YOUR OBJECTIVE: Please restate the data word for word.
START EXERCISE INPUTS
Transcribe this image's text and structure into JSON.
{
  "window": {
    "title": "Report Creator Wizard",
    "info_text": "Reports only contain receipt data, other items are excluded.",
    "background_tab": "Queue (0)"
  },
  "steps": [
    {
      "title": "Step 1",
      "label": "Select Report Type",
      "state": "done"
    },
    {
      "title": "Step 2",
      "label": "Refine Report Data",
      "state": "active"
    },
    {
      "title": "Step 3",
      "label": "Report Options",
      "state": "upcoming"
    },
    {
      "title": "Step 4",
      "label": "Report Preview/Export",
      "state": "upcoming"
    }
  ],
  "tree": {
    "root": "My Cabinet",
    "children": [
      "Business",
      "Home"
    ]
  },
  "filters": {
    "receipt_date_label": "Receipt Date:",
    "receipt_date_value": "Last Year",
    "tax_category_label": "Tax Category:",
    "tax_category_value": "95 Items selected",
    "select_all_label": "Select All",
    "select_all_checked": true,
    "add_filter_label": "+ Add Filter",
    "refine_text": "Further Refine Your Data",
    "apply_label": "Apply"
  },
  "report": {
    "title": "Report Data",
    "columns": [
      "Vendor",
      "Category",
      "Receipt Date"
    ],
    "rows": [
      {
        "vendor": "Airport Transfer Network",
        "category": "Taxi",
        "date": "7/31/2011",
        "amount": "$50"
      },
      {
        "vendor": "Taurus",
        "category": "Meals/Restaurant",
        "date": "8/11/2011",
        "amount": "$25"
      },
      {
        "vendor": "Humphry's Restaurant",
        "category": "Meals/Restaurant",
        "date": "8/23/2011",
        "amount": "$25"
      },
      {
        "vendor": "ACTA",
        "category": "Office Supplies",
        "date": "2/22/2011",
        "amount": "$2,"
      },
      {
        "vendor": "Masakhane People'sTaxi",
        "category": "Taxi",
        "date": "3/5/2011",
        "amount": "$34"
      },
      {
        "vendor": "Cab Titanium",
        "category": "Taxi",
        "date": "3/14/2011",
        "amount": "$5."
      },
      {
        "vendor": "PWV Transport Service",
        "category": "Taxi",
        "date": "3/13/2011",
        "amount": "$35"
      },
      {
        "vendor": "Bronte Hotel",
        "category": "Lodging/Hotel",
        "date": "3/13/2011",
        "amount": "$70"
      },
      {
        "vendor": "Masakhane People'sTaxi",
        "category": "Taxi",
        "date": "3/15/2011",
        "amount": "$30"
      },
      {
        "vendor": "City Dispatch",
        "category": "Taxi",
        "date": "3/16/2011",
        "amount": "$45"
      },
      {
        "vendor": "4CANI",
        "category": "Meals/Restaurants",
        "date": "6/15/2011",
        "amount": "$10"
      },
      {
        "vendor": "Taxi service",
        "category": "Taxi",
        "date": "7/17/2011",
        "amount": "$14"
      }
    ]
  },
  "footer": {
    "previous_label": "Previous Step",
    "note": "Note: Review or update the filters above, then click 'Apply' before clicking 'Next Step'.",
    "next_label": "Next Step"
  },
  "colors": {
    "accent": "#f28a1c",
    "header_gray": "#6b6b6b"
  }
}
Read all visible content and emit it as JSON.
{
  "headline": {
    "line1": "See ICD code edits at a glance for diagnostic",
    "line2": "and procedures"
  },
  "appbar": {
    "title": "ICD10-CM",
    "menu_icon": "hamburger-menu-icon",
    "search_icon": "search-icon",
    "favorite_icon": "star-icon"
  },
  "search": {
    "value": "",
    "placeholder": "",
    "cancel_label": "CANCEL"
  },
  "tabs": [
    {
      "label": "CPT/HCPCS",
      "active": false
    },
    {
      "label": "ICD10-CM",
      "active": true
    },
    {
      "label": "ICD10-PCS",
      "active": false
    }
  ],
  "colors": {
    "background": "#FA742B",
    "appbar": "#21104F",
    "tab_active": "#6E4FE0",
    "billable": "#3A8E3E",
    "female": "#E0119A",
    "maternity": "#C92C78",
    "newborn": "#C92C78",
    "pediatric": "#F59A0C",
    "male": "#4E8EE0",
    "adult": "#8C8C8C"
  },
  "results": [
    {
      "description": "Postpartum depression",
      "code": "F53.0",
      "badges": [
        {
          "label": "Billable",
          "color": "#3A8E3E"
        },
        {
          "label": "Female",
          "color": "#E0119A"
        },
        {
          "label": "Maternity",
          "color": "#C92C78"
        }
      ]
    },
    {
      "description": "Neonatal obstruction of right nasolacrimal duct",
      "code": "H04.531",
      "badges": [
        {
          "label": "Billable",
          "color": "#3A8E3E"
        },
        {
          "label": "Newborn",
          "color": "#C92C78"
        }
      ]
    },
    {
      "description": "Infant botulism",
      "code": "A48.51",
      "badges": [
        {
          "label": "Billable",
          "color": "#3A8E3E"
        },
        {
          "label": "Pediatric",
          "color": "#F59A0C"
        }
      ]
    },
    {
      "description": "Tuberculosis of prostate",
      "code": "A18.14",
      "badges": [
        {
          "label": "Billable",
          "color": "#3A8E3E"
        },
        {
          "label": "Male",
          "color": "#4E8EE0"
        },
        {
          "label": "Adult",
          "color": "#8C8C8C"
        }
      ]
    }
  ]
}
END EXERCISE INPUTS
RESULT OF THIS TASK:
Transcribe this image's text and structure into JSON.
{
  "window": {
    "title": "Report Creator Wizard",
    "info_text": "Reports only contain receipt data, other items are excluded.",
    "background_tab": "Queue (0)"
  },
  "steps": [
    {
      "title": "Step 1",
      "label": "Select Report Type",
      "state": "done"
    },
    {
      "title": "Step 2",
      "label": "Refine Report Data",
      "state": "active"
    },
    {
      "title": "Step 3",
      "label": "Report Options",
      "state": "upcoming"
    },
    {
      "title": "Step 4",
      "label": "Report Preview/Export",
      "state": "upcoming"
    }
  ],
  "tree": {
    "root": "My Cabinet",
    "children": [
      "Business",
      "Home"
    ]
  },
  "filters": {
    "receipt_date_label": "Receipt Date:",
    "receipt_date_value": "Last Year",
    "tax_category_label": "Tax Category:",
    "tax_category_value": "95 Items selected",
    "select_all_label": "Select All",
    "select_all_checked": true,
    "add_filter_label": "+ Add Filter",
    "refine_text": "Further Refine Your Data",
    "apply_label": "Apply"
  },
  "report": {
    "title": "Report Data",
    "columns": [
      "Vendor",
      "Category",
      "Receipt Date"
    ],
    "rows": [
      {
        "vendor": "Airport Transfer Network",
        "category": "Taxi",
        "date": "7/31/2011",
        "amount": "$50"
      },
      {
        "vendor": "Taurus",
        "category": "Meals/Restaurant",
        "date": "8/11/2011",
        "amount": "$25"
      },
      {
        "vendor": "Humphry's Restaurant",
        "category": "Meals/Restaurant",
        "date": "8/23/2011",
        "amount": "$25"
      },
      {
        "vendor": "ACTA",
        "category": "Office Supplies",
        "date": "2/22/2011",
        "amount": "$2,"
      },
      {
        "vendor": "Masakhane People'sTaxi",
        "category": "Taxi",
        "date": "3/5/2011",
        "amount": "$34"
      },
      {
        "vendor": "Cab Titanium",
        "category": "Taxi",
        "date": "3/14/2011",
        "amount": "$5."
      },
      {
        "vendor": "PWV Transport Service",
        "category": "Taxi",
        "date": "3/13/2011",
        "amount": "$35"
      },
      {
        "vendor": "Bronte Hotel",
        "category": "Lodging/Hotel",
        "date": "3/13/2011",
        "amount": "$70"
      },
      {
        "vendor": "Masakhane People'sTaxi",
        "category": "Taxi",
        "date": "3/15/2011",
        "amount": "$30"
      },
      {
        "vendor": "City Dispatch",
        "category": "Taxi",
        "date": "3/16/2011",
        "amount": "$45"
      },
      {
        "vendor": "4CANI",
        "category": "Meals/Restaurants",
        "date": "6/15/2011",
        "amount": "$10"
      },
      {
        "vendor": "Taxi service",
        "category": "Taxi",
        "date": "7/17/2011",
        "amount": "$14"
      }
    ]
  },
  "footer": {
    "previous_label": "Previous Step",
    "note": "Note: Review or update the filters above, then click 'Apply' before clicking 'Next Step'.",
    "next_label": "Next Step"
  },
  "colors": {
    "accent": "#f28a1c",
    "header_gray": "#6b6b6b"
  }
}
Read all visible content and emit it as JSON.
{
  "headline": {
    "line1": "See ICD code edits at a glance for diagnostic",
    "line2": "and procedures"
  },
  "appbar": {
    "title": "ICD10-CM",
    "menu_icon": "hamburger-menu-icon",
    "search_icon": "search-icon",
    "favorite_icon": "star-icon"
  },
  "search": {
    "value": "",
    "placeholder": "",
    "cancel_label": "CANCEL"
  },
  "tabs": [
    {
      "label": "CPT/HCPCS",
      "active": false
    },
    {
      "label": "ICD10-CM",
      "active": true
    },
    {
      "label": "ICD10-PCS",
      "active": false
    }
  ],
  "colors": {
    "background": "#FA742B",
    "appbar": "#21104F",
    "tab_active": "#6E4FE0",
    "billable": "#3A8E3E",
    "female": "#E0119A",
    "maternity": "#C92C78",
    "newborn": "#C92C78",
    "pediatric": "#F59A0C",
    "male": "#4E8EE0",
    "adult": "#8C8C8C"
  },
  "results": [
    {
      "description": "Postpartum depression",
      "code": "F53.0",
      "badges": [
        {
          "label": "Billable",
          "color": "#3A8E3E"
        },
        {
          "label": "Female",
          "color": "#E0119A"
        },
        {
          "label": "Maternity",
          "color": "#C92C78"
        }
      ]
    },
    {
      "description": "Neonatal obstruction of right nasolacrimal duct",
      "code": "H04.531",
      "badges": [
        {
          "label": "Billable",
          "color": "#3A8E3E"
        },
        {
          "label": "Newborn",
          "color": "#C92C78"
        }
      ]
    },
    {
      "description": "Infant botulism",
      "code": "A48.51",
      "badges": [
        {
          "label": "Billable",
          "color": "#3A8E3E"
        },
        {
          "label": "Pediatric",
          "color": "#F59A0C"
        }
      ]
    },
    {
      "description": "Tuberculosis of prostate",
      "code": "A18.14",
      "badges": [
        {
          "label": "Billable",
          "color": "#3A8E3E"
        },
        {
          "label": "Male",
          "color": "#4E8EE0"
        },
        {
          "label": "Adult",
          "color": "#8C8C8C"
        }
      ]
    }
  ]
}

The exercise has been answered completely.